The warrant was obtained after Westco/Westcott declined a formal U.S. Food and Drug Administration request issued on March 23 to recall Oil Roasted Salted Redskin Jumbo Peanuts that it sourced from Peanut Corp. of America, Blakely, Ga., due to the risk of Salmonella contamination. Westco/Westcott likewise declined a request to access distribution records related to the products. Although the FDA doesn't have the authority to compel companies to recall food, regulated companies are required by law to grant FDA entry for inspection, and provide access to distribution records.
“Assuming the documents enable us to do so, FDA will identify the firm's customers and notify them concerning their possible receipt of Westco products that contain peanuts recalled by PCA,” FDA spokesman Sebastian Cianci told SN.
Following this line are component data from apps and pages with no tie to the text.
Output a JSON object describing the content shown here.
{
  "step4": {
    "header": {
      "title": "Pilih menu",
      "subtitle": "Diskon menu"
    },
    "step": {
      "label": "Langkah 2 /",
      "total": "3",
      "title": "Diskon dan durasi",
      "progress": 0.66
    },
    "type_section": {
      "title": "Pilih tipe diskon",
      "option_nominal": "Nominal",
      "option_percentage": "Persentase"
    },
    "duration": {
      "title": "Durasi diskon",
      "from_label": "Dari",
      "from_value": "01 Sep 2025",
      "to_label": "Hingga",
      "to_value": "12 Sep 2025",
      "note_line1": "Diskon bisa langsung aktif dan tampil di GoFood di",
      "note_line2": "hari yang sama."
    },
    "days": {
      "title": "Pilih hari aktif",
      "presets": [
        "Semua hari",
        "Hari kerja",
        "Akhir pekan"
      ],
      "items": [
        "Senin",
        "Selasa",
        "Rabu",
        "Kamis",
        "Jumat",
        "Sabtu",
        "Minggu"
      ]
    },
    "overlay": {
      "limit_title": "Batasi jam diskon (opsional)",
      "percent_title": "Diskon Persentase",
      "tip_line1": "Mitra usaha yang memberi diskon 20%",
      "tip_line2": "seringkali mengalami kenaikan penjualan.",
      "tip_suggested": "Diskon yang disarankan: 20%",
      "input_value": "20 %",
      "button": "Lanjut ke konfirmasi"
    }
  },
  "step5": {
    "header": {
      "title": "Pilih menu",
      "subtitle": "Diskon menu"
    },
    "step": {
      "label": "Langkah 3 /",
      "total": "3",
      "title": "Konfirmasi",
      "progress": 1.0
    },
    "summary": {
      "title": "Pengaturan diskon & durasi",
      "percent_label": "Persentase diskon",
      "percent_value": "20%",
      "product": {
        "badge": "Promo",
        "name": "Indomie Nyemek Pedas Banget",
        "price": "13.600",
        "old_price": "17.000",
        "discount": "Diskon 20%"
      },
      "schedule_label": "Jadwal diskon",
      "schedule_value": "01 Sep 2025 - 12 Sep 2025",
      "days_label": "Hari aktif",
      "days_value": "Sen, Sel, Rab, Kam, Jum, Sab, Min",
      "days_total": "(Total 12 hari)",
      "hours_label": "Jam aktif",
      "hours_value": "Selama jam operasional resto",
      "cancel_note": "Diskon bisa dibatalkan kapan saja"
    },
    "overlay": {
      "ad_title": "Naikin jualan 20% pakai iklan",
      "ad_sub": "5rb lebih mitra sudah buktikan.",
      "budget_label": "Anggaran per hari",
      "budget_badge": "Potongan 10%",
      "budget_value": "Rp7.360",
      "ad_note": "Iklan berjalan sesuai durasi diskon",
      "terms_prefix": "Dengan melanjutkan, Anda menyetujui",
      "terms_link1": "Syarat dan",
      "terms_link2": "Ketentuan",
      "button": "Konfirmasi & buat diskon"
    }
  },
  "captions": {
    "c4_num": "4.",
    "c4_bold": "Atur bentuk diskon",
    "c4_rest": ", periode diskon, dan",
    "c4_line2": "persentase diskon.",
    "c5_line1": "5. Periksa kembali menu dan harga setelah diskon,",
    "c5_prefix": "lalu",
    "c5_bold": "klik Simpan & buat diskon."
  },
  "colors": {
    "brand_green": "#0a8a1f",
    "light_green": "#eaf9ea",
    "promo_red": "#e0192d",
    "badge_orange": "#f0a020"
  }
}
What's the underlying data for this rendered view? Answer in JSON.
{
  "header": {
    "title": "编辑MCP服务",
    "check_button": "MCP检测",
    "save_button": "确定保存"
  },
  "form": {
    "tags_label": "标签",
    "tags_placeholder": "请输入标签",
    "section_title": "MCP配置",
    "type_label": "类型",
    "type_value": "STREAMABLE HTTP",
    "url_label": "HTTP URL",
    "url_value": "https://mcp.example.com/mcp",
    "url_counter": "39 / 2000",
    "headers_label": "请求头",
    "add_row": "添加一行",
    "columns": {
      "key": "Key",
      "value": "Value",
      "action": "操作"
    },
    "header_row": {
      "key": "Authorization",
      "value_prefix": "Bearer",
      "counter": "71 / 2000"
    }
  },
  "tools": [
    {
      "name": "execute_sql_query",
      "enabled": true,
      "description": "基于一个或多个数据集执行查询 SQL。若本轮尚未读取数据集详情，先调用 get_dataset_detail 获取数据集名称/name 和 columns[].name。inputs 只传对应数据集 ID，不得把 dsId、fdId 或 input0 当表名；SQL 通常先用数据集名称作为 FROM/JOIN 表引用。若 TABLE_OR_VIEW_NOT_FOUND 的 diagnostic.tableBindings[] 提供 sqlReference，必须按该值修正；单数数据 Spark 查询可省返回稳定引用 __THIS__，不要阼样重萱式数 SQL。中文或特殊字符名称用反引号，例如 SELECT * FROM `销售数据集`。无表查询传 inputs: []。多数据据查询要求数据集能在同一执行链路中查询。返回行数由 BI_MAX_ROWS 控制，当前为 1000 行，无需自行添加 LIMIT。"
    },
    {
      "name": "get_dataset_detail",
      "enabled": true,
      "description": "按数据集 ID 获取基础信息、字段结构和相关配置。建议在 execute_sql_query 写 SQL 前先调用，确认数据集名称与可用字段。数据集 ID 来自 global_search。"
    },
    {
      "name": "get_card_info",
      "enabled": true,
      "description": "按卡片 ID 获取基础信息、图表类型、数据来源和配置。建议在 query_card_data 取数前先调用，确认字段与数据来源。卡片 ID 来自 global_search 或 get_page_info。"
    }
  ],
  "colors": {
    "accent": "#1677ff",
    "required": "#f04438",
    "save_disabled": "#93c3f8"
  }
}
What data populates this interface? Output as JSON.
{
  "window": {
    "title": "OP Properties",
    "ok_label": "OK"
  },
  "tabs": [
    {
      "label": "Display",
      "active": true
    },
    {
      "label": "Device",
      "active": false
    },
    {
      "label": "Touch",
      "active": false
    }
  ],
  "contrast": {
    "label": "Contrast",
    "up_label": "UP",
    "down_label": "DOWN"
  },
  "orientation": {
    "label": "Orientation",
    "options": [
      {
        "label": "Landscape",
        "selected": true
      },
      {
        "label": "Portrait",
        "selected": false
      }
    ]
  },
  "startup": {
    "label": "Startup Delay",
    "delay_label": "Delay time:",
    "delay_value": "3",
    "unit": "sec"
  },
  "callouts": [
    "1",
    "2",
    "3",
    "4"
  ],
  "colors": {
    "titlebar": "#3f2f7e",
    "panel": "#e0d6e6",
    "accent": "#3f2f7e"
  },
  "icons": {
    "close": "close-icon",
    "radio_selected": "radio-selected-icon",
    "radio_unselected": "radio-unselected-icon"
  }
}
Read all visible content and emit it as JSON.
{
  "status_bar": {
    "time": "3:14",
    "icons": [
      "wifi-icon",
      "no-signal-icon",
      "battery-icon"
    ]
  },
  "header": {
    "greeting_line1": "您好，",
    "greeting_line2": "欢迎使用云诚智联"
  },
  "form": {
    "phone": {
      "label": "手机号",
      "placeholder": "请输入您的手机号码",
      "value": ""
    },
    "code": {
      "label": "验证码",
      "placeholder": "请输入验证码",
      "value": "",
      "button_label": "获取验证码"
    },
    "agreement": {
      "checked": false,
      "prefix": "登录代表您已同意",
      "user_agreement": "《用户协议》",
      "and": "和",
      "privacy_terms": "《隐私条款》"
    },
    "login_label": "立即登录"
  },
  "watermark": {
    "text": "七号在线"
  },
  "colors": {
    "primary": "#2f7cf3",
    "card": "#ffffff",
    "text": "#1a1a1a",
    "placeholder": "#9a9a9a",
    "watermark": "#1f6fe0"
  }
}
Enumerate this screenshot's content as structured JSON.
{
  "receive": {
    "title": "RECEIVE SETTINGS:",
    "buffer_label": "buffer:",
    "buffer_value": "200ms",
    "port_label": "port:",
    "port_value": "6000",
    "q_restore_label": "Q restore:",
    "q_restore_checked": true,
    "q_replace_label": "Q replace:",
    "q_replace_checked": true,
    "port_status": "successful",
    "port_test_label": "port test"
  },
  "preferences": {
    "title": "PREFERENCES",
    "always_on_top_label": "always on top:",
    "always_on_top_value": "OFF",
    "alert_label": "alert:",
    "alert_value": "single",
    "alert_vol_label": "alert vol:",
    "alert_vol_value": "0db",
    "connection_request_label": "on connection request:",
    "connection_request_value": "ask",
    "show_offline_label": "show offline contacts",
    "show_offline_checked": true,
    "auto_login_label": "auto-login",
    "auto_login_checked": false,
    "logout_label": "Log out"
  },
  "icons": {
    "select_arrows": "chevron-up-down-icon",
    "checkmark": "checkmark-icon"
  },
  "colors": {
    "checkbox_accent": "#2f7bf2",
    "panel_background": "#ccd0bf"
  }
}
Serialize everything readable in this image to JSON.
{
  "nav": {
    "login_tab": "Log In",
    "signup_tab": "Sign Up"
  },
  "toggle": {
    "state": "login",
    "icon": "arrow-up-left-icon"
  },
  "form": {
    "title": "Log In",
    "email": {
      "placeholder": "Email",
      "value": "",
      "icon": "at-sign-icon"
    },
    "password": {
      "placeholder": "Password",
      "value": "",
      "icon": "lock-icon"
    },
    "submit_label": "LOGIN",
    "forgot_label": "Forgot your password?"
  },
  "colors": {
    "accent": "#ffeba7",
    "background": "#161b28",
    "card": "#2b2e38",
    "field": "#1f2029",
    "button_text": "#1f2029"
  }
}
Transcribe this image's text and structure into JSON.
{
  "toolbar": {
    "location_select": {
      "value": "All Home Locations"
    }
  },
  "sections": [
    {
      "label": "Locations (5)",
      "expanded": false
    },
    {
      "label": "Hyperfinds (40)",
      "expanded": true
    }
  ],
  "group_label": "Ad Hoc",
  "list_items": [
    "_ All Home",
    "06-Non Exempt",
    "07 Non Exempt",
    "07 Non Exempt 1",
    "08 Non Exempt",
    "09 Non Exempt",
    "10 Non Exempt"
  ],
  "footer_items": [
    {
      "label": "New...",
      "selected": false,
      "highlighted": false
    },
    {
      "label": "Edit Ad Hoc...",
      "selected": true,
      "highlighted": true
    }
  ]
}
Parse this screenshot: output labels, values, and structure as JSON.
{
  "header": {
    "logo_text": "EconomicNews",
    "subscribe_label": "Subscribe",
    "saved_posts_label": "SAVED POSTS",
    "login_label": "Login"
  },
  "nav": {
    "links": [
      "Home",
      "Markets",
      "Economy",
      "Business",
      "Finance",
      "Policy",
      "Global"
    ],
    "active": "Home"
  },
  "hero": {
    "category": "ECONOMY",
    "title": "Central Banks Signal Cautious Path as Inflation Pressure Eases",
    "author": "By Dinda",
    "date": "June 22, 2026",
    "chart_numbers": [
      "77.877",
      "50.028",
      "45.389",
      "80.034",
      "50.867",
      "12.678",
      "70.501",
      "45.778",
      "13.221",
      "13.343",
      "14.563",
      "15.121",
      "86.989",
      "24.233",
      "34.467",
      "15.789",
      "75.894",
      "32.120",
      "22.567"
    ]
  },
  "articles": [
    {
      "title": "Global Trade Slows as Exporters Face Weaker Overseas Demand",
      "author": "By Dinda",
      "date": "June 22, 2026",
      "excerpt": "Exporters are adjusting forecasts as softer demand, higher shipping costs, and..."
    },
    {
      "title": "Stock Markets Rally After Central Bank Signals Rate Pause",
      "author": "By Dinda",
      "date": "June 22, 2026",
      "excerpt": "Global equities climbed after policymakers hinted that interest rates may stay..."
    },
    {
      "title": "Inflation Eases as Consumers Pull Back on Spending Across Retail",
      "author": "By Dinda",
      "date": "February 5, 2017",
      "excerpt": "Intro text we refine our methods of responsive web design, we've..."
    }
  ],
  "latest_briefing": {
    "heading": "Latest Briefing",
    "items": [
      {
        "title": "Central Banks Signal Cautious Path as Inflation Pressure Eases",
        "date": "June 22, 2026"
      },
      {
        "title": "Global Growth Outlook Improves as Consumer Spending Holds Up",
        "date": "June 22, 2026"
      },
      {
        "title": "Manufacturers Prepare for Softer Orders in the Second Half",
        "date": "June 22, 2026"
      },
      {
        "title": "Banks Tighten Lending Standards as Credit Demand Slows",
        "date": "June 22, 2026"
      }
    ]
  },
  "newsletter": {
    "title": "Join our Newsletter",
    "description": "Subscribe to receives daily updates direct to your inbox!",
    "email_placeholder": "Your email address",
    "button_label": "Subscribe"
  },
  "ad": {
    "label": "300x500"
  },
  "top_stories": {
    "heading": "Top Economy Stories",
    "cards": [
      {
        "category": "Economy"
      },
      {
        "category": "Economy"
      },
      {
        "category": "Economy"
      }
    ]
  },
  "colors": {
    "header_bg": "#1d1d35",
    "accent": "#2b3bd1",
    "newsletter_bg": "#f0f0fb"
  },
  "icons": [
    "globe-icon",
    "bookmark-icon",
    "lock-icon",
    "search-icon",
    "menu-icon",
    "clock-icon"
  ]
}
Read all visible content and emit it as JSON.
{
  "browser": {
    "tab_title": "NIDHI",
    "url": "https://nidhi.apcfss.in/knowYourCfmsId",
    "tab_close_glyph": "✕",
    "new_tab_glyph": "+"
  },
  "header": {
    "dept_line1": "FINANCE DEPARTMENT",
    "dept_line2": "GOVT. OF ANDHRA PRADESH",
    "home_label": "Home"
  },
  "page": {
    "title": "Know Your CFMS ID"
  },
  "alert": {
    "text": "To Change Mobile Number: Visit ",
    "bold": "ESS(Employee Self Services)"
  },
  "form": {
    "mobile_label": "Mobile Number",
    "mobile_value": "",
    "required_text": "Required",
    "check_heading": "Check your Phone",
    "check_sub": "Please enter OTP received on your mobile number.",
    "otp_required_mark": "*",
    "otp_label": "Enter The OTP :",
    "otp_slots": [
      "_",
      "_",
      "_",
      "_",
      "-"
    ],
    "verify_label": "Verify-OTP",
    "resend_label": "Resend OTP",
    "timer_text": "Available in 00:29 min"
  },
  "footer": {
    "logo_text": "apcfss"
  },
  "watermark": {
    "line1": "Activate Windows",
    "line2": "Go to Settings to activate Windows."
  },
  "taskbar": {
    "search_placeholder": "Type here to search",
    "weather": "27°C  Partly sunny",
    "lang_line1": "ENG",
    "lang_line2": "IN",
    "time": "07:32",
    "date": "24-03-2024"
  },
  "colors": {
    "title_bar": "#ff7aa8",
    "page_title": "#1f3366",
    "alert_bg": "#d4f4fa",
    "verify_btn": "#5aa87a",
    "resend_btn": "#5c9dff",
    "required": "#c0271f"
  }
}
These items were likely distributed prior to Feb. 9, when the state of New Jersey exercised its authority to embargo Westco/Westcott products to prevent further distribution.
Formal FDA requests for recall are rare since companies almost always voluntarily recall suspect products. And in circumstances when a formal request is made, companies usually comply.
“There have been no other instances in recent years when a firm has refused to recall its food products subsequent to an FDA-requested recall,” Cianci said.
Westco/Westcott declined SN's request for comment, but owner Jacob Moradi told ABC News that he decided not to recall product since he had the nuts tested at an FDA-approved lab and they all came back negative for contamination. He contends that a recall would be too financially damaging.
“They are asking me to commit suicide based on presumption,” Moradi told ABC News. “They have shown no proof. We have begged them. They have no proof that anyone got sick from eating whole redskin peanuts roasted in oil.”
The FDA has no reports of illnesses or death associated with consumption of Westco/Westcott products. It urged consumers on March 23 to check their homes for peanut-derived products made by or distributed by Westco/Westcott.
It's not surprising that companies are suspicious of federal authorities.
Last year, mistakes made by the U.S. Centers for Disease Control and Prevention and the FDA cost the tomato industry about $250 million.
In June, the CDC used epidemiological evidence to link dozens of cases of the Salmonella Saintpaul strain to tomato consumption. The FDA warned consumers nationwide not to eat raw roma or round red tomatoes, and products were pulled from shelves. Despite its action, illnesses continued.
By July, 900 people in 36 states contracted the strain and the search began to include produce commonly eaten with raw tomatoes, like peppers and cilantro.
On July 30, the FDA announced that the culprit was contaminated irrigation water at a pepper farm in Mexico, but the damage to the tomato industry had already been done.
Although Moradi is trying to avoid financial loss, by refusing to recall product, Westco/Westcott is exposing itself to punitive liability, according to Bill Marler, a personal injury attorney with Marler Clark, Seattle.
“Anytime you put into the market or keep on the market a product that you know is contaminated or potentially contaminated, and that product sickens somebody, you're not just subject to compensatory damages for the illness, but you can be punished for knowingly selling a contaminated product,” Marler said.
If someone ends up getting sick from a Westco/Westcott distributed product, the company could end up having to pay millions in punitive damages, Marler added.
If passed, the FDA Food Safety Modernization Act and the Safe FEAST Act (Safe Food Enforcement, Assessment, Standards and Targeting Act of 2009) — would give the FDA authority to mandate food recalls. The action would allow for due process in the form of an informal administrative hearing that would take place no later than two days after the issuance of an order to recall.